(Problem details) Give the records below again exactly, and exclude each picture.

Extracted data entries
========
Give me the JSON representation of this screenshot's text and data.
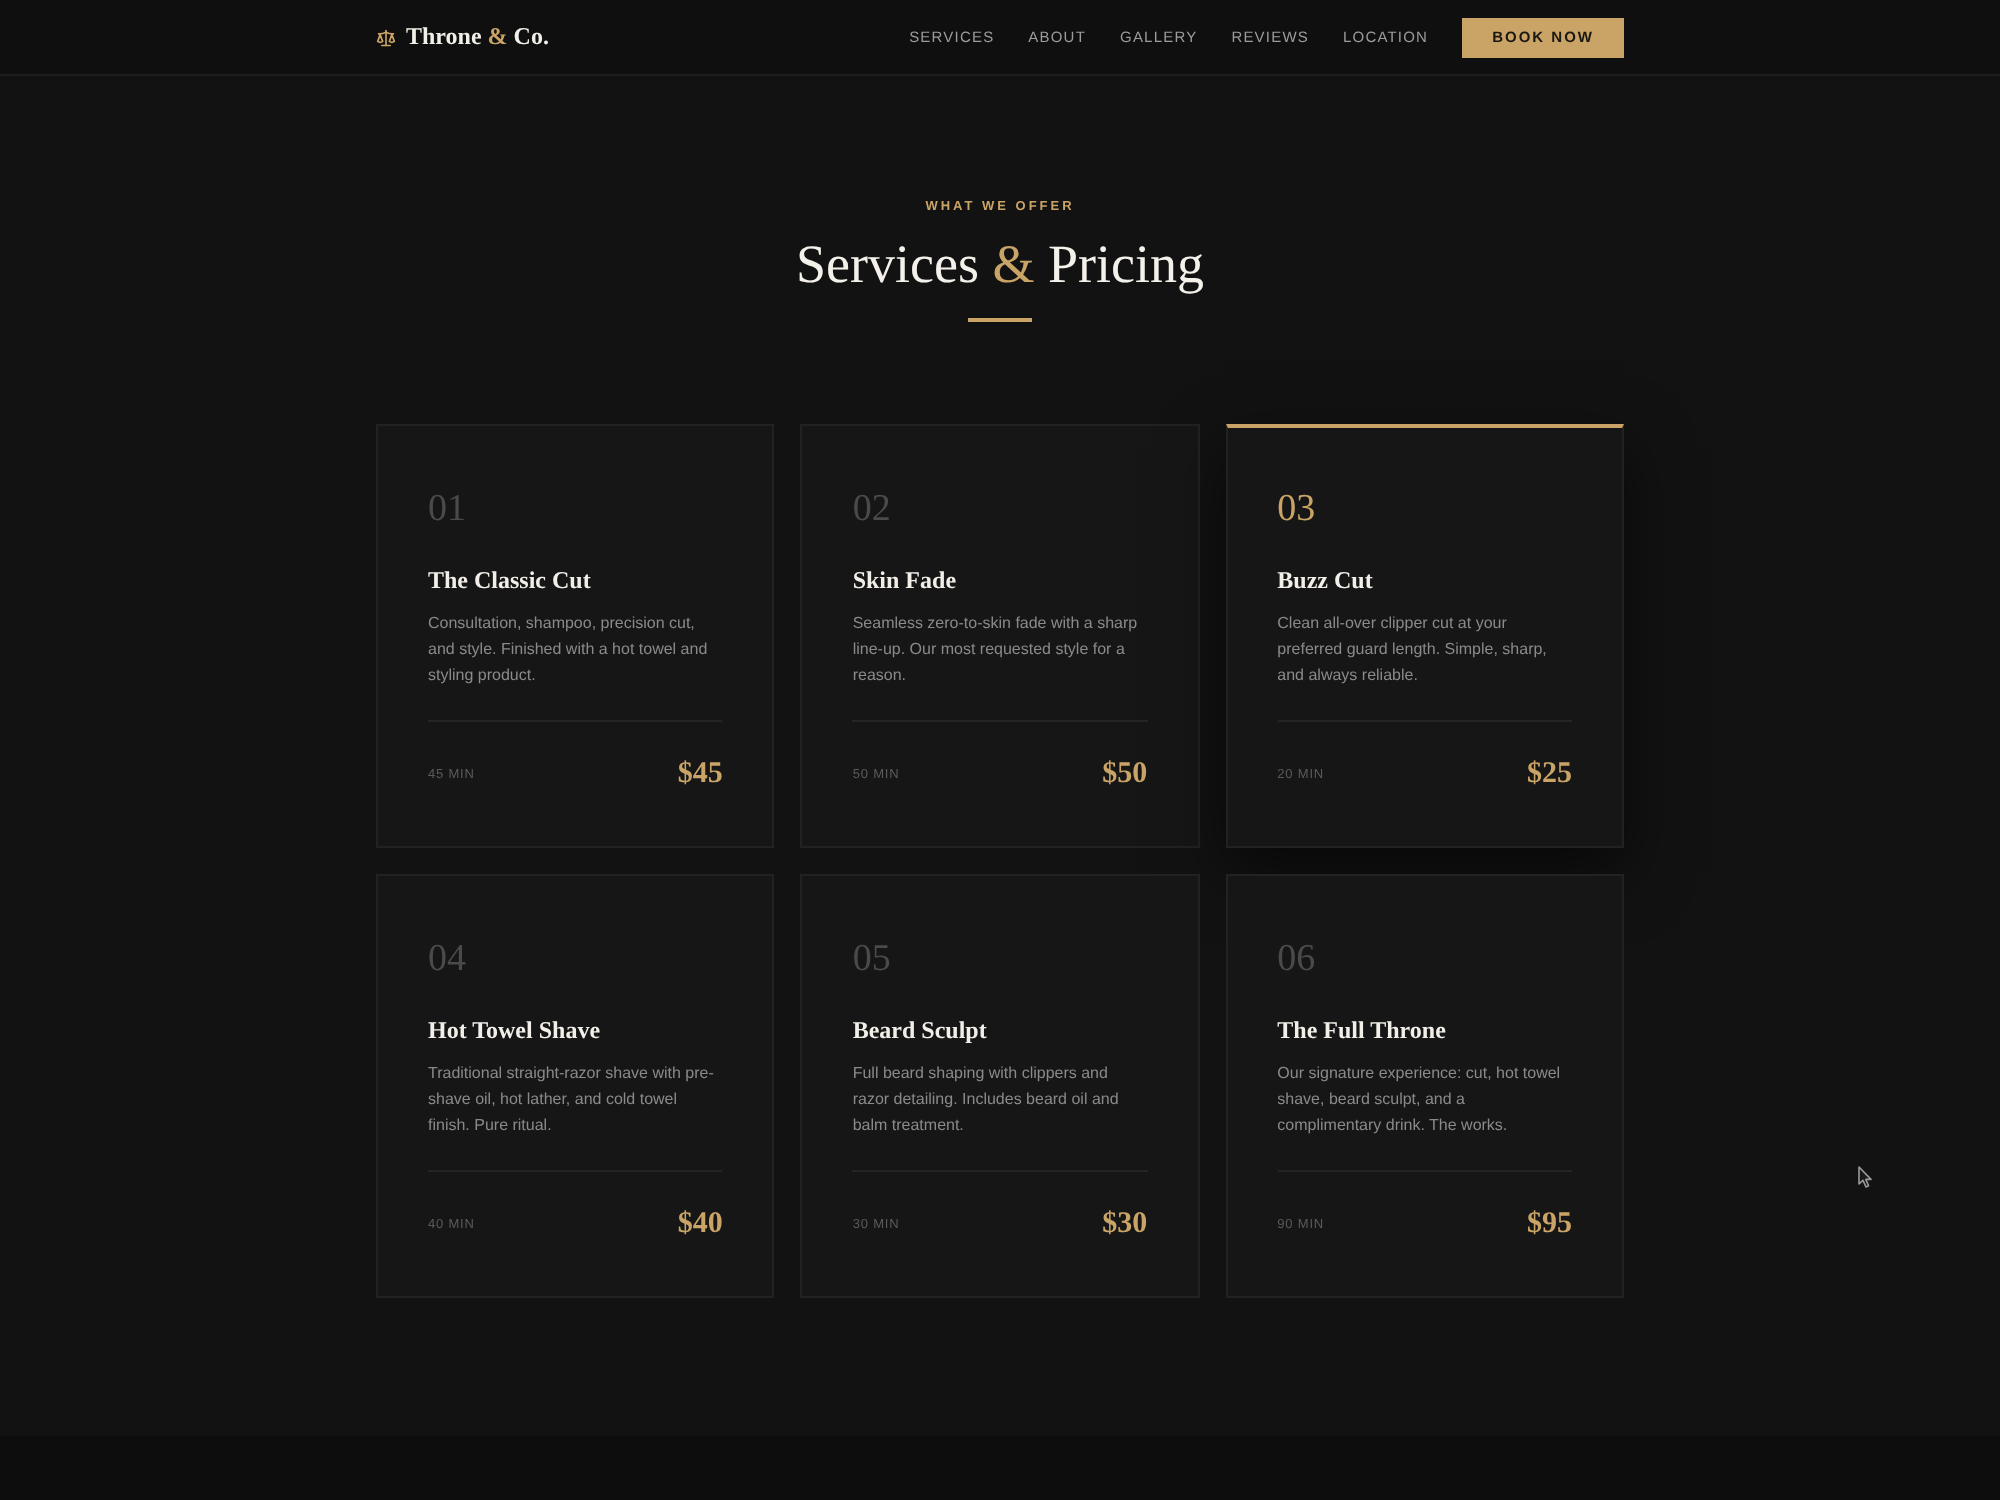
{
  "header": {
    "logo": {
      "name_start": "Throne",
      "ampersand": "&",
      "name_end": "Co."
    },
    "nav": [
      "SERVICES",
      "ABOUT",
      "GALLERY",
      "REVIEWS",
      "LOCATION"
    ],
    "cta": "BOOK NOW"
  },
  "section": {
    "eyebrow": "WHAT WE OFFER",
    "title": {
      "start": "Services",
      "ampersand": "&",
      "end": "Pricing"
    }
  },
  "services": [
    {
      "number": "01",
      "title": "The Classic Cut",
      "description": "Consultation, shampoo, precision cut, and style. Finished with a hot towel and styling product.",
      "duration": "45 MIN",
      "price": "$45",
      "highlighted": false
    },
    {
      "number": "02",
      "title": "Skin Fade",
      "description": "Seamless zero-to-skin fade with a sharp line-up. Our most requested style for a reason.",
      "duration": "50 MIN",
      "price": "$50",
      "highlighted": false
    },
    {
      "number": "03",
      "title": "Buzz Cut",
      "description": "Clean all-over clipper cut at your preferred guard length. Simple, sharp, and always reliable.",
      "duration": "20 MIN",
      "price": "$25",
      "highlighted": true
    },
    {
      "number": "04",
      "title": "Hot Towel Shave",
      "description": "Traditional straight-razor shave with pre-shave oil, hot lather, and cold towel finish. Pure ritual.",
      "duration": "40 MIN",
      "price": "$40",
      "highlighted": false
    },
    {
      "number": "05",
      "title": "Beard Sculpt",
      "description": "Full beard shaping with clippers and razor detailing. Includes beard oil and balm treatment.",
      "duration": "30 MIN",
      "price": "$30",
      "highlighted": false
    },
    {
      "number": "06",
      "title": "The Full Throne",
      "description": "Our signature experience: cut, hot towel shave, beard sculpt, and a complimentary drink. The works.",
      "duration": "90 MIN",
      "price": "$95",
      "highlighted": false
    }
  ]
}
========
(Exercise solution)
Give me the JSON representation of this screenshot's text and data.
{
  "header": {
    "logo": {
      "name_start": "Throne",
      "ampersand": "&",
      "name_end": "Co."
    },
    "nav": [
      "SERVICES",
      "ABOUT",
      "GALLERY",
      "REVIEWS",
      "LOCATION"
    ],
    "cta": "BOOK NOW"
  },
  "section": {
    "eyebrow": "WHAT WE OFFER",
    "title": {
      "start": "Services",
      "ampersand": "&",
      "end": "Pricing"
    }
  },
  "services": [
    {
      "number": "01",
      "title": "The Classic Cut",
      "description": "Consultation, shampoo, precision cut, and style. Finished with a hot towel and styling product.",
      "duration": "45 MIN",
      "price": "$45",
      "highlighted": false
    },
    {
      "number": "02",
      "title": "Skin Fade",
      "description": "Seamless zero-to-skin fade with a sharp line-up. Our most requested style for a reason.",
      "duration": "50 MIN",
      "price": "$50",
      "highlighted": false
    },
    {
      "number": "03",
      "title": "Buzz Cut",
      "description": "Clean all-over clipper cut at your preferred guard length. Simple, sharp, and always reliable.",
      "duration": "20 MIN",
      "price": "$25",
      "highlighted": true
    },
    {
      "number": "04",
      "title": "Hot Towel Shave",
      "description": "Traditional straight-razor shave with pre-shave oil, hot lather, and cold towel finish. Pure ritual.",
      "duration": "40 MIN",
      "price": "$40",
      "highlighted": false
    },
    {
      "number": "05",
      "title": "Beard Sculpt",
      "description": "Full beard shaping with clippers and razor detailing. Includes beard oil and balm treatment.",
      "duration": "30 MIN",
      "price": "$30",
      "highlighted": false
    },
    {
      "number": "06",
      "title": "The Full Throne",
      "description": "Our signature experience: cut, hot towel shave, beard sculpt, and a complimentary drink. The works.",
      "duration": "90 MIN",
      "price": "$95",
      "highlighted": false
    }
  ]
}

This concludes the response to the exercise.